**Action item**
Every record below must be set down again exactly as given.

** Opening Records provided block **

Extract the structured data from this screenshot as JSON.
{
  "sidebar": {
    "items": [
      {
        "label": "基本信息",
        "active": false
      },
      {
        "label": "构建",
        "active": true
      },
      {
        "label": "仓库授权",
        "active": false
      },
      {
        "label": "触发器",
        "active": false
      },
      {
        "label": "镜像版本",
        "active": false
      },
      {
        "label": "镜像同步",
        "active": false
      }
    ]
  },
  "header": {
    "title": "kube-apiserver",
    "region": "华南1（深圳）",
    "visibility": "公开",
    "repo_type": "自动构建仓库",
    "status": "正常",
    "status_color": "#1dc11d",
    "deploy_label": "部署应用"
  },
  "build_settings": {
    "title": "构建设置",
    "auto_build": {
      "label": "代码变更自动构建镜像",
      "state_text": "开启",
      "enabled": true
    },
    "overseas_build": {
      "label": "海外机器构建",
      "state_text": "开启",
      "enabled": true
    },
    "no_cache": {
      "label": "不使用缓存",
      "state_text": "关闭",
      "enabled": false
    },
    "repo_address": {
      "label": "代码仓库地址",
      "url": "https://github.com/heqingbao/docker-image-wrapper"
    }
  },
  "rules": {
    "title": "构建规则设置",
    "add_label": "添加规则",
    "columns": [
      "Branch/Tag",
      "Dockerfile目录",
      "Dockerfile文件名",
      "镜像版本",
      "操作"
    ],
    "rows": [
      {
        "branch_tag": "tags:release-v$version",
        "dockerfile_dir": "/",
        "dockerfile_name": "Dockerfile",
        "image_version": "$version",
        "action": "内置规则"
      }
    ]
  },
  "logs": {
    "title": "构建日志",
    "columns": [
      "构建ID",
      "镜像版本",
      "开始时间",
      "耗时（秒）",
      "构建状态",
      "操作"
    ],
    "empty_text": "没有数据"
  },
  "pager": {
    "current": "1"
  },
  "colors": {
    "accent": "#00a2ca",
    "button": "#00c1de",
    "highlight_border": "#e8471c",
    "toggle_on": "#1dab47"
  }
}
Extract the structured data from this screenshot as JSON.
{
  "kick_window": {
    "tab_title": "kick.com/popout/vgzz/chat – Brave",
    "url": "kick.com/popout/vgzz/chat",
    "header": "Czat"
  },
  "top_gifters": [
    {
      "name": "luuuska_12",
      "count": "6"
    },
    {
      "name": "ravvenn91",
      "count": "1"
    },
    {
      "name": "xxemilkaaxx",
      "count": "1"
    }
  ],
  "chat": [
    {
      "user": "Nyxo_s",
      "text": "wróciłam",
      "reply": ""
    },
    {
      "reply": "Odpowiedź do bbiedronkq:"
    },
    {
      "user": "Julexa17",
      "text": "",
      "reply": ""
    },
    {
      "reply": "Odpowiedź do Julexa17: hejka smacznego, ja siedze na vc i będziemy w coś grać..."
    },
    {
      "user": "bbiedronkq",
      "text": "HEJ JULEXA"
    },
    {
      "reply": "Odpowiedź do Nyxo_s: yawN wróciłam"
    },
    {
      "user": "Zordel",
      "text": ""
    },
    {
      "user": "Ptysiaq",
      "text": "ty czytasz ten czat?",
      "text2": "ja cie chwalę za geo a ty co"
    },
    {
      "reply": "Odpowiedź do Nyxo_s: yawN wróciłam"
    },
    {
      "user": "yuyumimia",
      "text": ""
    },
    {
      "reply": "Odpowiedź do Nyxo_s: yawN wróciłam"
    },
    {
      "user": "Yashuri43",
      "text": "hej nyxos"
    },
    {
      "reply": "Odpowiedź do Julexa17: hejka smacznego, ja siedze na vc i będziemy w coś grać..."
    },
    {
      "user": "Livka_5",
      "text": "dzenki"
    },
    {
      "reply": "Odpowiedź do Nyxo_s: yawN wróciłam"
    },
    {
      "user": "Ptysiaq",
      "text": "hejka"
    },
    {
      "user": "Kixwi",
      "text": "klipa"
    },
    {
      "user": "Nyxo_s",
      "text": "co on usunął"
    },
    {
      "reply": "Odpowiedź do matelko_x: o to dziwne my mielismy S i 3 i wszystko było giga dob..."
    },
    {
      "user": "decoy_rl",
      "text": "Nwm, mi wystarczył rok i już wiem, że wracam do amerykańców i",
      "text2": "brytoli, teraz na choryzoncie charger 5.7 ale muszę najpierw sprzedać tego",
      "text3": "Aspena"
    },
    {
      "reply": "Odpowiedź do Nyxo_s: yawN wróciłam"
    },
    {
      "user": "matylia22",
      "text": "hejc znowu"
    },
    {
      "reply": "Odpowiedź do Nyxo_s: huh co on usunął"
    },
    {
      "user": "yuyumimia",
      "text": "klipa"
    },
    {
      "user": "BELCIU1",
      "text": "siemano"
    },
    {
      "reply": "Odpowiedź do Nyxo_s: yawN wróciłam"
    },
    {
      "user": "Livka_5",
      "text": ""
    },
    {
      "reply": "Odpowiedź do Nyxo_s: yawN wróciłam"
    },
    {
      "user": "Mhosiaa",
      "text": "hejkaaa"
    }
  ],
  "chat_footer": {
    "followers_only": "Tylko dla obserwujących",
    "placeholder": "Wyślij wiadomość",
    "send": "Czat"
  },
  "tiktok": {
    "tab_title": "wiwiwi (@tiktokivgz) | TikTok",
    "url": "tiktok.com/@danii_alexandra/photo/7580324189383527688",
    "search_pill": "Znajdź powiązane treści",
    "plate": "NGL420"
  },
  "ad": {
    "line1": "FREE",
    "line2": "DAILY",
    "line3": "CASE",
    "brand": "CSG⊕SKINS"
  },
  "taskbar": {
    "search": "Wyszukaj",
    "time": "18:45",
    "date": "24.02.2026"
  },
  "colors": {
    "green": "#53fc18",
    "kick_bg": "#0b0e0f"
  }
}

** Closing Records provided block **

**Output for this task**
Extract the structured data from this screenshot as JSON.
{
  "sidebar": {
    "items": [
      {
        "label": "基本信息",
        "active": false
      },
      {
        "label": "构建",
        "active": true
      },
      {
        "label": "仓库授权",
        "active": false
      },
      {
        "label": "触发器",
        "active": false
      },
      {
        "label": "镜像版本",
        "active": false
      },
      {
        "label": "镜像同步",
        "active": false
      }
    ]
  },
  "header": {
    "title": "kube-apiserver",
    "region": "华南1（深圳）",
    "visibility": "公开",
    "repo_type": "自动构建仓库",
    "status": "正常",
    "status_color": "#1dc11d",
    "deploy_label": "部署应用"
  },
  "build_settings": {
    "title": "构建设置",
    "auto_build": {
      "label": "代码变更自动构建镜像",
      "state_text": "开启",
      "enabled": true
    },
    "overseas_build": {
      "label": "海外机器构建",
      "state_text": "开启",
      "enabled": true
    },
    "no_cache": {
      "label": "不使用缓存",
      "state_text": "关闭",
      "enabled": false
    },
    "repo_address": {
      "label": "代码仓库地址",
      "url": "https://github.com/heqingbao/docker-image-wrapper"
    }
  },
  "rules": {
    "title": "构建规则设置",
    "add_label": "添加规则",
    "columns": [
      "Branch/Tag",
      "Dockerfile目录",
      "Dockerfile文件名",
      "镜像版本",
      "操作"
    ],
    "rows": [
      {
        "branch_tag": "tags:release-v$version",
        "dockerfile_dir": "/",
        "dockerfile_name": "Dockerfile",
        "image_version": "$version",
        "action": "内置规则"
      }
    ]
  },
  "logs": {
    "title": "构建日志",
    "columns": [
      "构建ID",
      "镜像版本",
      "开始时间",
      "耗时（秒）",
      "构建状态",
      "操作"
    ],
    "empty_text": "没有数据"
  },
  "pager": {
    "current": "1"
  },
  "colors": {
    "accent": "#00a2ca",
    "button": "#00c1de",
    "highlight_border": "#e8471c",
    "toggle_on": "#1dab47"
  }
}
Extract the structured data from this screenshot as JSON.
{
  "kick_window": {
    "tab_title": "kick.com/popout/vgzz/chat – Brave",
    "url": "kick.com/popout/vgzz/chat",
    "header": "Czat"
  },
  "top_gifters": [
    {
      "name": "luuuska_12",
      "count": "6"
    },
    {
      "name": "ravvenn91",
      "count": "1"
    },
    {
      "name": "xxemilkaaxx",
      "count": "1"
    }
  ],
  "chat": [
    {
      "user": "Nyxo_s",
      "text": "wróciłam",
      "reply": ""
    },
    {
      "reply": "Odpowiedź do bbiedronkq:"
    },
    {
      "user": "Julexa17",
      "text": "",
      "reply": ""
    },
    {
      "reply": "Odpowiedź do Julexa17: hejka smacznego, ja siedze na vc i będziemy w coś grać..."
    },
    {
      "user": "bbiedronkq",
      "text": "HEJ JULEXA"
    },
    {
      "reply": "Odpowiedź do Nyxo_s: yawN wróciłam"
    },
    {
      "user": "Zordel",
      "text": ""
    },
    {
      "user": "Ptysiaq",
      "text": "ty czytasz ten czat?",
      "text2": "ja cie chwalę za geo a ty co"
    },
    {
      "reply": "Odpowiedź do Nyxo_s: yawN wróciłam"
    },
    {
      "user": "yuyumimia",
      "text": ""
    },
    {
      "reply": "Odpowiedź do Nyxo_s: yawN wróciłam"
    },
    {
      "user": "Yashuri43",
      "text": "hej nyxos"
    },
    {
      "reply": "Odpowiedź do Julexa17: hejka smacznego, ja siedze na vc i będziemy w coś grać..."
    },
    {
      "user": "Livka_5",
      "text": "dzenki"
    },
    {
      "reply": "Odpowiedź do Nyxo_s: yawN wróciłam"
    },
    {
      "user": "Ptysiaq",
      "text": "hejka"
    },
    {
      "user": "Kixwi",
      "text": "klipa"
    },
    {
      "user": "Nyxo_s",
      "text": "co on usunął"
    },
    {
      "reply": "Odpowiedź do matelko_x: o to dziwne my mielismy S i 3 i wszystko było giga dob..."
    },
    {
      "user": "decoy_rl",
      "text": "Nwm, mi wystarczył rok i już wiem, że wracam do amerykańców i",
      "text2": "brytoli, teraz na choryzoncie charger 5.7 ale muszę najpierw sprzedać tego",
      "text3": "Aspena"
    },
    {
      "reply": "Odpowiedź do Nyxo_s: yawN wróciłam"
    },
    {
      "user": "matylia22",
      "text": "hejc znowu"
    },
    {
      "reply": "Odpowiedź do Nyxo_s: huh co on usunął"
    },
    {
      "user": "yuyumimia",
      "text": "klipa"
    },
    {
      "user": "BELCIU1",
      "text": "siemano"
    },
    {
      "reply": "Odpowiedź do Nyxo_s: yawN wróciłam"
    },
    {
      "user": "Livka_5",
      "text": ""
    },
    {
      "reply": "Odpowiedź do Nyxo_s: yawN wróciłam"
    },
    {
      "user": "Mhosiaa",
      "text": "hejkaaa"
    }
  ],
  "chat_footer": {
    "followers_only": "Tylko dla obserwujących",
    "placeholder": "Wyślij wiadomość",
    "send": "Czat"
  },
  "tiktok": {
    "tab_title": "wiwiwi (@tiktokivgz) | TikTok",
    "url": "tiktok.com/@danii_alexandra/photo/7580324189383527688",
    "search_pill": "Znajdź powiązane treści",
    "plate": "NGL420"
  },
  "ad": {
    "line1": "FREE",
    "line2": "DAILY",
    "line3": "CASE",
    "brand": "CSG⊕SKINS"
  },
  "taskbar": {
    "search": "Wyszukaj",
    "time": "18:45",
    "date": "24.02.2026"
  },
  "colors": {
    "green": "#53fc18",
    "kick_bg": "#0b0e0f"
  }
}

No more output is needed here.